Back in the early 1990s, a unique effort was made to address several pressing issues facing Reformed and Presbyterian churches. The issues of concern were primarily egalitarianism (leading to women in ecclesiastical offices) and evolution. This period saw a mass exodus from the Christian Reformed Church over these very issues and ones related to them. From concerned CRC and ex-CRC churches, an organization developed which eventually became known as the Alliance of Reformed Churches. The ARC was approached to convene a series of conferences aimed at developing a confessional approach to the above-mentioned issues of concern. The hope was that confessional documents could be developed which would provide the basis for doctrinal unity between various Reformed and Presbyterian churches in North America. The ARC agreed to take this on.
The first Confessional Conference was held in July of 1993. Christian Renewal reported on it in the September 13, 1993 issue. Attendance was not all that impressive. Some of the noteworthy individuals in attendance were Dr. John Byl, Dr. Margaret Helder, and Dr. Nelson Kloosterman.

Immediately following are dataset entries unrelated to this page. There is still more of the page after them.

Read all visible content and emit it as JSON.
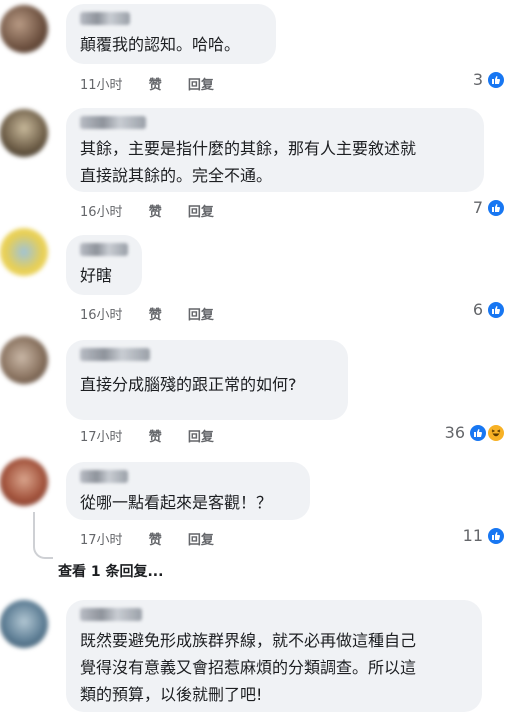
{
  "comments": [
    {
      "text_lines": [
        "顛覆我的認知。哈哈。"
      ],
      "time": "11小时",
      "like": "赞",
      "reply": "回复",
      "reactions": "3",
      "avatar_colors": [
        "#6b4f3e",
        "#b89a84",
        "#3f2e25"
      ]
    },
    {
      "text_lines": [
        "其餘，主要是指什麼的其餘，那有人主要敘述就",
        "直接說其餘的。完全不通。"
      ],
      "time": "16小时",
      "like": "赞",
      "reply": "回复",
      "reactions": "7",
      "avatar_colors": [
        "#6a5a44",
        "#c7b89a",
        "#2d2a24"
      ]
    },
    {
      "text_lines": [
        "好瞎"
      ],
      "time": "16小时",
      "like": "赞",
      "reply": "回复",
      "reactions": "6",
      "avatar_colors": [
        "#e8cf54",
        "#9fc3d8",
        "#f2e07e"
      ]
    },
    {
      "text_lines": [
        "直接分成腦殘的跟正常的如何?"
      ],
      "time": "17小时",
      "like": "赞",
      "reply": "回复",
      "reactions": "36",
      "avatar_colors": [
        "#8a7360",
        "#c9b7a6",
        "#4a3a30"
      ]
    },
    {
      "text_lines": [
        "從哪一點看起來是客觀！？"
      ],
      "time": "17小时",
      "like": "赞",
      "reply": "回复",
      "reactions": "11",
      "avatar_colors": [
        "#a4553e",
        "#d9a48c",
        "#6b2f23"
      ]
    },
    {
      "text_lines": [
        "既然要避免形成族群界線，就不必再做這種自己",
        "覺得沒有意義又會招惹麻煩的分類調查。所以這",
        "類的預算，以後就刪了吧!"
      ],
      "avatar_colors": [
        "#5f7f96",
        "#b2c7d3",
        "#2f4a5e"
      ]
    }
  ],
  "view_replies": "查看 1 条回复...",
  "colors": {
    "like_blue": "#1877f2",
    "haha_yellow": "#f7b125",
    "bubble": "#f0f2f5"
  }
}
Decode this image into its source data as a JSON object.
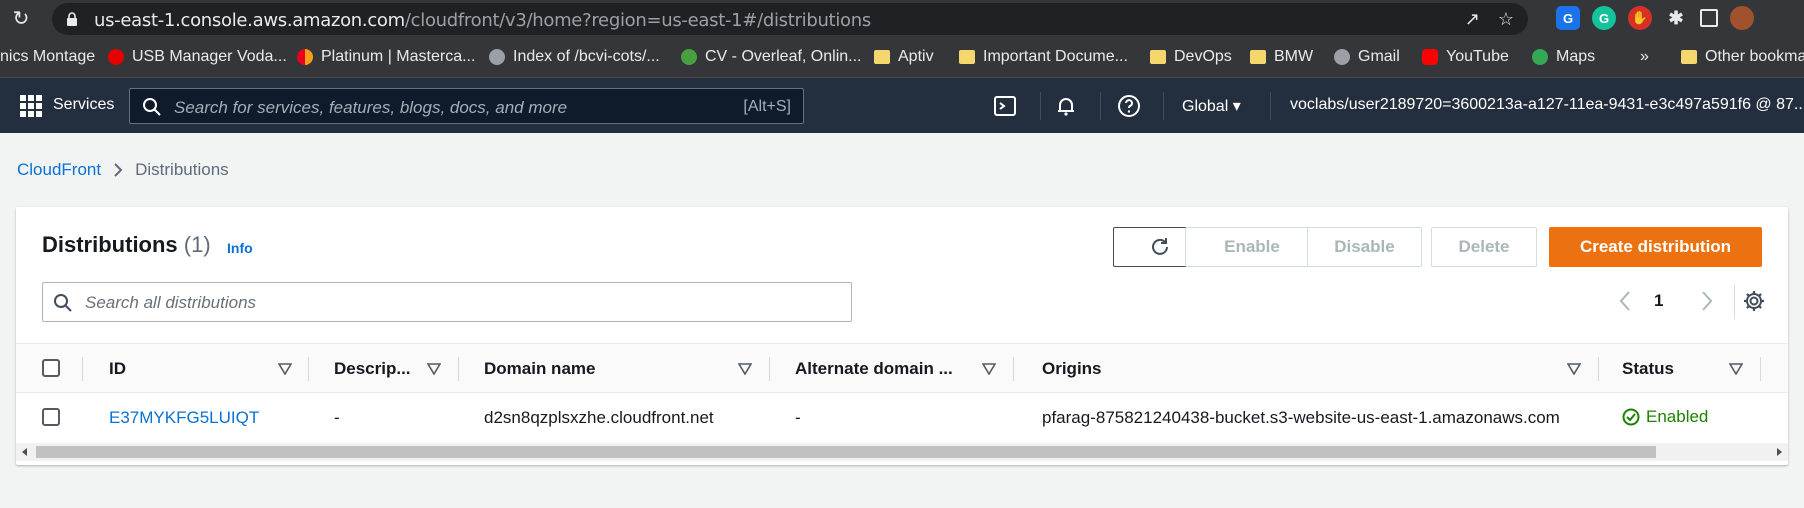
{
  "browser": {
    "url_host": "us-east-1.console.aws.amazon.com",
    "url_path": "/cloudfront/v3/home?region=us-east-1#/distributions",
    "bookmarks": [
      {
        "label": "nics Montage"
      },
      {
        "label": "USB Manager Voda..."
      },
      {
        "label": "Platinum | Masterca..."
      },
      {
        "label": "Index of /bcvi-cots/..."
      },
      {
        "label": "CV - Overleaf, Onlin..."
      },
      {
        "label": "Aptiv"
      },
      {
        "label": "Important Docume..."
      },
      {
        "label": "DevOps"
      },
      {
        "label": "BMW"
      },
      {
        "label": "Gmail"
      },
      {
        "label": "YouTube"
      },
      {
        "label": "Maps"
      },
      {
        "label": "»"
      },
      {
        "label": "Other bookmarks"
      }
    ]
  },
  "aws_nav": {
    "services": "Services",
    "search_placeholder": "Search for services, features, blogs, docs, and more",
    "search_shortcut": "[Alt+S]",
    "region": "Global",
    "account": "voclabs/user2189720=3600213a-a127-11ea-9431-e3c497a591f6 @ 87..."
  },
  "breadcrumb": {
    "root": "CloudFront",
    "current": "Distributions"
  },
  "panel": {
    "title": "Distributions",
    "count": "(1)",
    "info": "Info",
    "enable": "Enable",
    "disable": "Disable",
    "delete": "Delete",
    "create": "Create distribution",
    "search_placeholder": "Search all distributions",
    "page": "1"
  },
  "table": {
    "columns": [
      "ID",
      "Descrip...",
      "Domain name",
      "Alternate domain ...",
      "Origins",
      "Status"
    ],
    "rows": [
      {
        "id": "E37MYKFG5LUIQT",
        "description": "-",
        "domain": "d2sn8qzplsxzhe.cloudfront.net",
        "alternate": "-",
        "origins": "pfarag-875821240438-bucket.s3-website-us-east-1.amazonaws.com",
        "status": "Enabled"
      }
    ]
  },
  "colors": {
    "aws_nav": "#232f3e",
    "link": "#0972d3",
    "primary": "#ec7211",
    "success": "#1d8102"
  }
}
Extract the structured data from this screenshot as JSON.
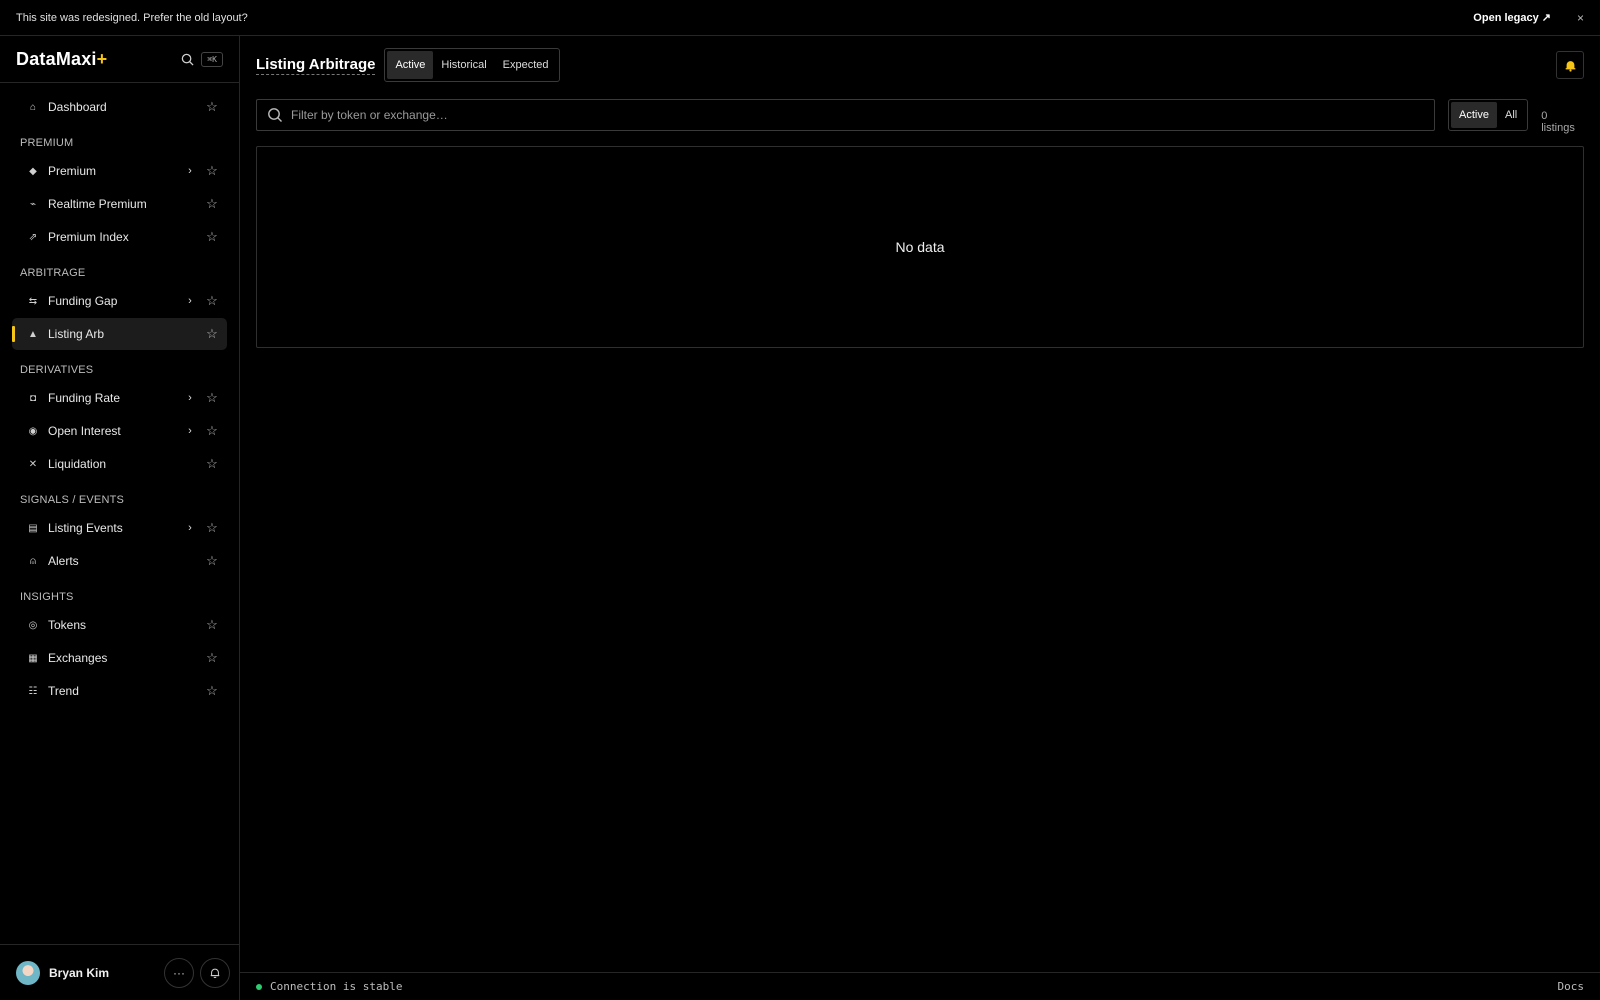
{
  "banner": {
    "message": "This site was redesigned. Prefer the old layout?",
    "legacy_link": "Open legacy ↗",
    "close_glyph": "×"
  },
  "sidebar": {
    "brand": "DataMaxi",
    "brand_plus": "+",
    "shortcut": "⌘K",
    "dashboard": {
      "label": "Dashboard",
      "icon": "home-icon",
      "glyph": "⌂"
    },
    "sections": [
      {
        "title": "PREMIUM",
        "items": [
          {
            "label": "Premium",
            "glyph": "◆",
            "chevron": "›"
          },
          {
            "label": "Realtime Premium",
            "glyph": "⌁"
          },
          {
            "label": "Premium Index",
            "glyph": "⇗"
          }
        ]
      },
      {
        "title": "ARBITRAGE",
        "items": [
          {
            "label": "Funding Gap",
            "glyph": "⇆",
            "chevron": "›"
          },
          {
            "label": "Listing Arb",
            "glyph": "▲"
          }
        ]
      },
      {
        "title": "DERIVATIVES",
        "items": [
          {
            "label": "Funding Rate",
            "glyph": "◘",
            "chevron": "›"
          },
          {
            "label": "Open Interest",
            "glyph": "◉",
            "chevron": "›"
          },
          {
            "label": "Liquidation",
            "glyph": "✕"
          }
        ]
      },
      {
        "title": "SIGNALS / EVENTS",
        "items": [
          {
            "label": "Listing Events",
            "glyph": "▤",
            "chevron": "›"
          },
          {
            "label": "Alerts",
            "glyph": "⍝"
          }
        ]
      },
      {
        "title": "INSIGHTS",
        "items": [
          {
            "label": "Tokens",
            "glyph": "◎"
          },
          {
            "label": "Exchanges",
            "glyph": "▦"
          },
          {
            "label": "Trend",
            "glyph": "☷"
          }
        ]
      }
    ],
    "star_glyph": "☆",
    "active_item": "Listing Arb",
    "user_name": "Bryan Kim",
    "more_glyph": "···"
  },
  "main": {
    "title": "Listing Arbitrage",
    "tabs": [
      "Active",
      "Historical",
      "Expected"
    ],
    "selected_tab": "Active",
    "search_placeholder": "Filter by token or exchange…",
    "status_filter": [
      "Active",
      "All"
    ],
    "selected_status": "Active",
    "listing_count": "0 listings",
    "empty_text": "No data"
  },
  "footer": {
    "connection": "Connection is stable",
    "docs": "Docs"
  },
  "colors": {
    "accent": "#f5c518",
    "status_ok": "#2ecc71",
    "background": "#000000"
  }
}
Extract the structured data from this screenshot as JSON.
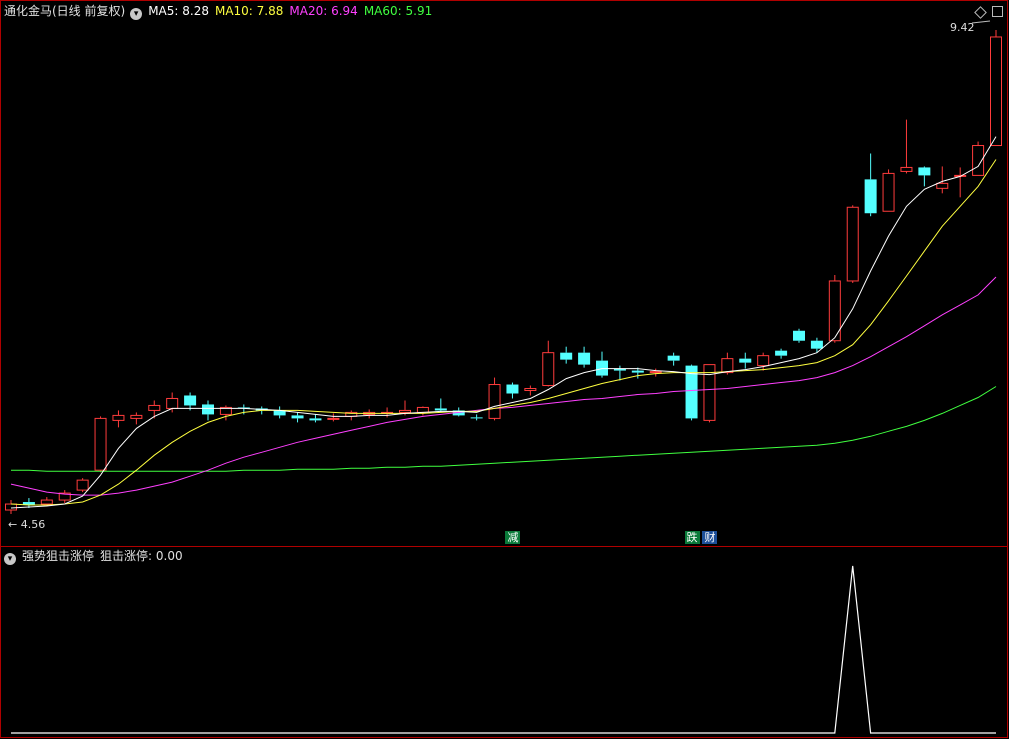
{
  "header": {
    "title": "通化金马(日线 前复权)",
    "ma_items": [
      {
        "label": "MA5: 8.28",
        "color": "#ffffff"
      },
      {
        "label": "MA10: 7.88",
        "color": "#ffff40"
      },
      {
        "label": "MA20: 6.94",
        "color": "#ff40ff"
      },
      {
        "label": "MA60: 5.91",
        "color": "#40ff40"
      }
    ]
  },
  "sub_header": {
    "title": "强势狙击涨停",
    "value_label": "狙击涨停: 0.00"
  },
  "price_labels": {
    "high": "9.42",
    "low": "4.56"
  },
  "event_tags": [
    {
      "text": "减",
      "bg": "#0a7a3a",
      "index": 28
    },
    {
      "text": "跌",
      "bg": "#0a7a3a",
      "index": 38
    },
    {
      "text": "财",
      "bg": "#1d4f99",
      "index": 39
    }
  ],
  "colors": {
    "up": "#ff3c3c",
    "down": "#54ffff",
    "border": "#b00000",
    "ma5": "#ffffff",
    "ma10": "#ffff40",
    "ma20": "#ff40ff",
    "ma60": "#40ff40"
  },
  "chart_data": [
    {
      "type": "candlestick",
      "title": "通化金马(日线 前复权)",
      "y_range": [
        4.56,
        9.42
      ],
      "candles": [
        {
          "o": 4.6,
          "h": 4.7,
          "l": 4.56,
          "c": 4.66
        },
        {
          "o": 4.68,
          "h": 4.72,
          "l": 4.62,
          "c": 4.65
        },
        {
          "o": 4.66,
          "h": 4.73,
          "l": 4.64,
          "c": 4.7
        },
        {
          "o": 4.7,
          "h": 4.8,
          "l": 4.67,
          "c": 4.77
        },
        {
          "o": 4.8,
          "h": 4.92,
          "l": 4.78,
          "c": 4.9
        },
        {
          "o": 5.0,
          "h": 5.54,
          "l": 4.98,
          "c": 5.52
        },
        {
          "o": 5.5,
          "h": 5.6,
          "l": 5.43,
          "c": 5.55
        },
        {
          "o": 5.52,
          "h": 5.58,
          "l": 5.46,
          "c": 5.55
        },
        {
          "o": 5.6,
          "h": 5.7,
          "l": 5.52,
          "c": 5.65
        },
        {
          "o": 5.62,
          "h": 5.78,
          "l": 5.58,
          "c": 5.72
        },
        {
          "o": 5.75,
          "h": 5.78,
          "l": 5.6,
          "c": 5.65
        },
        {
          "o": 5.66,
          "h": 5.7,
          "l": 5.5,
          "c": 5.56
        },
        {
          "o": 5.56,
          "h": 5.65,
          "l": 5.5,
          "c": 5.63
        },
        {
          "o": 5.63,
          "h": 5.66,
          "l": 5.56,
          "c": 5.62
        },
        {
          "o": 5.62,
          "h": 5.64,
          "l": 5.56,
          "c": 5.6
        },
        {
          "o": 5.6,
          "h": 5.64,
          "l": 5.52,
          "c": 5.55
        },
        {
          "o": 5.55,
          "h": 5.58,
          "l": 5.48,
          "c": 5.52
        },
        {
          "o": 5.52,
          "h": 5.56,
          "l": 5.48,
          "c": 5.5
        },
        {
          "o": 5.52,
          "h": 5.57,
          "l": 5.49,
          "c": 5.52
        },
        {
          "o": 5.54,
          "h": 5.6,
          "l": 5.5,
          "c": 5.58
        },
        {
          "o": 5.56,
          "h": 5.61,
          "l": 5.52,
          "c": 5.58
        },
        {
          "o": 5.58,
          "h": 5.63,
          "l": 5.53,
          "c": 5.58
        },
        {
          "o": 5.58,
          "h": 5.7,
          "l": 5.55,
          "c": 5.6
        },
        {
          "o": 5.58,
          "h": 5.64,
          "l": 5.55,
          "c": 5.63
        },
        {
          "o": 5.62,
          "h": 5.72,
          "l": 5.58,
          "c": 5.6
        },
        {
          "o": 5.6,
          "h": 5.63,
          "l": 5.54,
          "c": 5.55
        },
        {
          "o": 5.53,
          "h": 5.56,
          "l": 5.5,
          "c": 5.52
        },
        {
          "o": 5.52,
          "h": 5.93,
          "l": 5.5,
          "c": 5.86
        },
        {
          "o": 5.86,
          "h": 5.88,
          "l": 5.72,
          "c": 5.77
        },
        {
          "o": 5.8,
          "h": 5.85,
          "l": 5.75,
          "c": 5.82
        },
        {
          "o": 5.85,
          "h": 6.3,
          "l": 5.84,
          "c": 6.18
        },
        {
          "o": 6.18,
          "h": 6.24,
          "l": 6.07,
          "c": 6.11
        },
        {
          "o": 6.18,
          "h": 6.24,
          "l": 6.03,
          "c": 6.06
        },
        {
          "o": 6.1,
          "h": 6.19,
          "l": 5.93,
          "c": 5.95
        },
        {
          "o": 6.02,
          "h": 6.05,
          "l": 5.9,
          "c": 6.0
        },
        {
          "o": 6.0,
          "h": 6.03,
          "l": 5.92,
          "c": 5.98
        },
        {
          "o": 5.98,
          "h": 6.02,
          "l": 5.94,
          "c": 5.99
        },
        {
          "o": 6.15,
          "h": 6.18,
          "l": 6.05,
          "c": 6.1
        },
        {
          "o": 6.05,
          "h": 6.06,
          "l": 5.5,
          "c": 5.52
        },
        {
          "o": 5.5,
          "h": 6.06,
          "l": 5.48,
          "c": 6.06
        },
        {
          "o": 5.98,
          "h": 6.18,
          "l": 5.96,
          "c": 6.12
        },
        {
          "o": 6.12,
          "h": 6.18,
          "l": 6.02,
          "c": 6.08
        },
        {
          "o": 6.05,
          "h": 6.18,
          "l": 6.0,
          "c": 6.15
        },
        {
          "o": 6.2,
          "h": 6.22,
          "l": 6.12,
          "c": 6.15
        },
        {
          "o": 6.4,
          "h": 6.42,
          "l": 6.28,
          "c": 6.3
        },
        {
          "o": 6.3,
          "h": 6.33,
          "l": 6.18,
          "c": 6.22
        },
        {
          "o": 6.3,
          "h": 6.96,
          "l": 6.28,
          "c": 6.9
        },
        {
          "o": 6.9,
          "h": 7.66,
          "l": 6.88,
          "c": 7.64
        },
        {
          "o": 7.92,
          "h": 8.18,
          "l": 7.55,
          "c": 7.58
        },
        {
          "o": 7.6,
          "h": 8.02,
          "l": 7.6,
          "c": 7.98
        },
        {
          "o": 8.0,
          "h": 8.52,
          "l": 7.98,
          "c": 8.04
        },
        {
          "o": 8.04,
          "h": 8.05,
          "l": 7.85,
          "c": 7.96
        },
        {
          "o": 7.83,
          "h": 8.05,
          "l": 7.78,
          "c": 7.88
        },
        {
          "o": 7.96,
          "h": 8.04,
          "l": 7.74,
          "c": 7.96
        },
        {
          "o": 7.96,
          "h": 8.3,
          "l": 7.96,
          "c": 8.26
        },
        {
          "o": 8.26,
          "h": 9.42,
          "l": 8.27,
          "c": 9.35
        }
      ],
      "ma5": [
        4.62,
        4.63,
        4.64,
        4.66,
        4.74,
        4.95,
        5.22,
        5.42,
        5.54,
        5.62,
        5.62,
        5.62,
        5.62,
        5.62,
        5.61,
        5.6,
        5.58,
        5.56,
        5.54,
        5.54,
        5.55,
        5.55,
        5.57,
        5.58,
        5.59,
        5.59,
        5.58,
        5.64,
        5.68,
        5.72,
        5.81,
        5.92,
        5.98,
        6.02,
        6.02,
        6.02,
        6.0,
        5.99,
        5.97,
        5.96,
        5.99,
        6.01,
        6.04,
        6.08,
        6.12,
        6.18,
        6.33,
        6.62,
        7.0,
        7.35,
        7.65,
        7.82,
        7.9,
        7.95,
        8.05,
        8.35
      ],
      "ma10": [
        4.66,
        4.65,
        4.65,
        4.66,
        4.68,
        4.75,
        4.86,
        5.0,
        5.15,
        5.28,
        5.39,
        5.48,
        5.54,
        5.58,
        5.6,
        5.6,
        5.6,
        5.59,
        5.58,
        5.57,
        5.57,
        5.57,
        5.57,
        5.57,
        5.58,
        5.59,
        5.59,
        5.62,
        5.65,
        5.68,
        5.72,
        5.77,
        5.82,
        5.87,
        5.91,
        5.95,
        5.97,
        5.98,
        5.98,
        5.98,
        5.99,
        6.0,
        6.01,
        6.03,
        6.05,
        6.08,
        6.15,
        6.26,
        6.46,
        6.7,
        6.95,
        7.2,
        7.45,
        7.65,
        7.85,
        8.12
      ],
      "ma20": [
        4.86,
        4.82,
        4.78,
        4.76,
        4.75,
        4.75,
        4.77,
        4.8,
        4.84,
        4.88,
        4.94,
        5.0,
        5.07,
        5.13,
        5.18,
        5.23,
        5.28,
        5.32,
        5.36,
        5.4,
        5.44,
        5.48,
        5.51,
        5.54,
        5.56,
        5.58,
        5.6,
        5.62,
        5.63,
        5.65,
        5.67,
        5.69,
        5.71,
        5.72,
        5.74,
        5.76,
        5.77,
        5.79,
        5.8,
        5.81,
        5.82,
        5.84,
        5.86,
        5.88,
        5.9,
        5.93,
        5.98,
        6.05,
        6.14,
        6.24,
        6.34,
        6.45,
        6.56,
        6.66,
        6.76,
        6.94
      ],
      "ma60": [
        5.0,
        5.0,
        4.99,
        4.99,
        4.99,
        4.99,
        4.99,
        4.99,
        4.99,
        4.99,
        4.99,
        4.99,
        4.99,
        5.0,
        5.0,
        5.0,
        5.01,
        5.01,
        5.01,
        5.02,
        5.02,
        5.03,
        5.03,
        5.04,
        5.04,
        5.05,
        5.06,
        5.07,
        5.08,
        5.09,
        5.1,
        5.11,
        5.12,
        5.13,
        5.14,
        5.15,
        5.16,
        5.17,
        5.18,
        5.19,
        5.2,
        5.21,
        5.22,
        5.23,
        5.24,
        5.25,
        5.27,
        5.3,
        5.34,
        5.39,
        5.44,
        5.5,
        5.57,
        5.65,
        5.73,
        5.84
      ]
    },
    {
      "type": "line",
      "title": "强势狙击涨停",
      "series_name": "狙击涨停",
      "y_range": [
        0,
        1
      ],
      "values": [
        0,
        0,
        0,
        0,
        0,
        0,
        0,
        0,
        0,
        0,
        0,
        0,
        0,
        0,
        0,
        0,
        0,
        0,
        0,
        0,
        0,
        0,
        0,
        0,
        0,
        0,
        0,
        0,
        0,
        0,
        0,
        0,
        0,
        0,
        0,
        0,
        0,
        0,
        0,
        0,
        0,
        0,
        0,
        0,
        0,
        0,
        0,
        1,
        0,
        0,
        0,
        0,
        0,
        0,
        0,
        0
      ]
    }
  ]
}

Attendees came from Orthodox Presbyterian, Christian Reformed (and ex-CRC), PCA, Canadian Reformed, and other churches. The 1993 meeting reviewed a document prepared by the organizing committee on hermeneutics. Several speeches were also presented on the subject of creation and evolution. The intention was that a confessional document on creation would be prepared and presented at the next conference in 1994.
I have been unable to find much about the 1994 conference. It was scheduled to be held July 13-16. From this report, it appears that it was held, but the attendance continued to be disappointing. Another conference was supposed to be held in 1995 to discuss ecclesiology, but because of the attendance issue, it was scrapped. One never hears about the Confessional Conferences again.
From one perspective, the Confessional Conferences could be regarded as a failure. However, it was not a waste of time or effort. Today we still have two important documents that came from these conferences. These documents should receive more attention. The first is a Reformed Confession Regarding Hermeneutics. The second is a Reformed Confession Regarding Creation. These are both drafts primarily written by the late Dr. Greg Bahnsen of the Orthodox Presbyterian Church. Both are precise and faithful summaries of biblical teaching on these important issues. They feature affirmations of the correct teaching and denials of various false teachings. They are well-worth reading and studying.
Why did the Confessional Conferences fail? Obviously the attendance was an issue, indicating a general lack of interest in North American Presbyterian and Reformed churches. Worse yet, there was especially a lack of interest from the membership of the Alliance of Reformed Churches itself — the very organization which agreed to organize these conferences. Moreover, the ARC was the vehicle engineering the launch of the United Reformed Churches. That took place in 1996. Much time and energy was being directed towards establishing a new federation and, understandably, there seems to have been little appetite for a broader outlook on unity.
Could an idea like this be revived today? For example, could NAPARC be the vehicle to convene a new series of confessional conferences? We have to be realistic. I rather doubt that the appetite would be there any more today than it was in the early 1990s. Just observe that, since then, there have been further developments in various NAPARC churches. For instance, on the issue of creation and evolution, the URCNA took a position at Synod Escondido 2001. The RCUS has also taken a firm position, as have others. While it sounds like a good idea on paper, the reality is that the desire for developing a common confessional approach to these matters is going to be weak. Churches faced with some of these contemporary theological challenges today are going to be best off investing their time and energy with an “in-house” approach.